[[ SUPPLIED RECORDS open ]]
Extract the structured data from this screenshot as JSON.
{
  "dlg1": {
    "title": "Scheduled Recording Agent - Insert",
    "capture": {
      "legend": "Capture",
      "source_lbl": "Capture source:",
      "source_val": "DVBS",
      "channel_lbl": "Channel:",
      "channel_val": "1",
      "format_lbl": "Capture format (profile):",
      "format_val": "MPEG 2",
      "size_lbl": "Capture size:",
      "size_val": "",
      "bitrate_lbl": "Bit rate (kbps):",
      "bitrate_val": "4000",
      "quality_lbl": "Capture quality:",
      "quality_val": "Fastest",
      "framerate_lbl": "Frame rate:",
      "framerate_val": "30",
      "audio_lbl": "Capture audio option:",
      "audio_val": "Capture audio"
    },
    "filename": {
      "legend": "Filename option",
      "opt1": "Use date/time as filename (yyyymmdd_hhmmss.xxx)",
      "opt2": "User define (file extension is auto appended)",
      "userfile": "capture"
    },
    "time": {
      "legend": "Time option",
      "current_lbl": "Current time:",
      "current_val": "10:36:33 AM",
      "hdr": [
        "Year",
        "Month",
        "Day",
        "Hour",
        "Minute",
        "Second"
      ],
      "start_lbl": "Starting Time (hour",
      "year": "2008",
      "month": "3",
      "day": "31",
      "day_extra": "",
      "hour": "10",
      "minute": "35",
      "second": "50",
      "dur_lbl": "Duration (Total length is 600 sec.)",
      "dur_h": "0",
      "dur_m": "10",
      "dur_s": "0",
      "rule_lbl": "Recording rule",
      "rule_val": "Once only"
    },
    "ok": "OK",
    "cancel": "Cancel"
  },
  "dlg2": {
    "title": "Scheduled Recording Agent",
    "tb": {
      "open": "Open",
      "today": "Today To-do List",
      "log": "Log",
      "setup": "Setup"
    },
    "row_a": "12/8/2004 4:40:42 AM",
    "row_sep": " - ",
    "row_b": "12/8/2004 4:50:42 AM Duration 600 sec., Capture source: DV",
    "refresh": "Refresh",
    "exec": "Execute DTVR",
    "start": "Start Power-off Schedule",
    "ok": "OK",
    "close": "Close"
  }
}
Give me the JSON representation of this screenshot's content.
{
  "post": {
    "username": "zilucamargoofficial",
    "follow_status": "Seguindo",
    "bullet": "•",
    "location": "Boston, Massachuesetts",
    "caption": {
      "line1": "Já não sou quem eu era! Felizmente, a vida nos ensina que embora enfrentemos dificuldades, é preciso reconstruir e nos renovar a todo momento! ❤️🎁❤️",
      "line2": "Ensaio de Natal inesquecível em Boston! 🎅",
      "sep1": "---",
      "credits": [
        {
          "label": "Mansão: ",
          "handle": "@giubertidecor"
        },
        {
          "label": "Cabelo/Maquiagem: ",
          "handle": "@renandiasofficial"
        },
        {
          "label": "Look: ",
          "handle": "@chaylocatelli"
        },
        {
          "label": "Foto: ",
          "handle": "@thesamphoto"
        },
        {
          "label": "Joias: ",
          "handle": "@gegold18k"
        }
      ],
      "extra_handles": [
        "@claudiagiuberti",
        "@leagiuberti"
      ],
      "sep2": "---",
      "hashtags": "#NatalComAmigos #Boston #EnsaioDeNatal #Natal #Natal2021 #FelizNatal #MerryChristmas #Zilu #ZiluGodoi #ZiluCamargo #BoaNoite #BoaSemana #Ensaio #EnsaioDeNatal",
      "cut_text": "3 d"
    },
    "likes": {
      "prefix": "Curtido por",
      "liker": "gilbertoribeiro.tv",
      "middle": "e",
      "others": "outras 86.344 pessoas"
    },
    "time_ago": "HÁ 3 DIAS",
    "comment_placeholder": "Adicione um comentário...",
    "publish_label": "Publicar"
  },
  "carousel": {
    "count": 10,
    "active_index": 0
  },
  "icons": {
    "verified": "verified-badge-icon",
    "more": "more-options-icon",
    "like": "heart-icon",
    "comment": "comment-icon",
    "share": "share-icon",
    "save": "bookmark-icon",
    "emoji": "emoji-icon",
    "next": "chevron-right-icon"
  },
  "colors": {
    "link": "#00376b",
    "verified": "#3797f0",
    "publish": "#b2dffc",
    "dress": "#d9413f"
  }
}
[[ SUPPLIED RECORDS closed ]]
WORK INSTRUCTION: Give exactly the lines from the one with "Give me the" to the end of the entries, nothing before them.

RESULT OF THE TASK:
Give me the JSON representation of this screenshot's content.
{
  "post": {
    "username": "zilucamargoofficial",
    "follow_status": "Seguindo",
    "bullet": "•",
    "location": "Boston, Massachuesetts",
    "caption": {
      "line1": "Já não sou quem eu era! Felizmente, a vida nos ensina que embora enfrentemos dificuldades, é preciso reconstruir e nos renovar a todo momento! ❤️🎁❤️",
      "line2": "Ensaio de Natal inesquecível em Boston! 🎅",
      "sep1": "---",
      "credits": [
        {
          "label": "Mansão: ",
          "handle": "@giubertidecor"
        },
        {
          "label": "Cabelo/Maquiagem: ",
          "handle": "@renandiasofficial"
        },
        {
          "label": "Look: ",
          "handle": "@chaylocatelli"
        },
        {
          "label": "Foto: ",
          "handle": "@thesamphoto"
        },
        {
          "label": "Joias: ",
          "handle": "@gegold18k"
        }
      ],
      "extra_handles": [
        "@claudiagiuberti",
        "@leagiuberti"
      ],
      "sep2": "---",
      "hashtags": "#NatalComAmigos #Boston #EnsaioDeNatal #Natal #Natal2021 #FelizNatal #MerryChristmas #Zilu #ZiluGodoi #ZiluCamargo #BoaNoite #BoaSemana #Ensaio #EnsaioDeNatal",
      "cut_text": "3 d"
    },
    "likes": {
      "prefix": "Curtido por",
      "liker": "gilbertoribeiro.tv",
      "middle": "e",
      "others": "outras 86.344 pessoas"
    },
    "time_ago": "HÁ 3 DIAS",
    "comment_placeholder": "Adicione um comentário...",
    "publish_label": "Publicar"
  },
  "carousel": {
    "count": 10,
    "active_index": 0
  },
  "icons": {
    "verified": "verified-badge-icon",
    "more": "more-options-icon",
    "like": "heart-icon",
    "comment": "comment-icon",
    "share": "share-icon",
    "save": "bookmark-icon",
    "emoji": "emoji-icon",
    "next": "chevron-right-icon"
  },
  "colors": {
    "link": "#00376b",
    "verified": "#3797f0",
    "publish": "#b2dffc",
    "dress": "#d9413f"
  }
}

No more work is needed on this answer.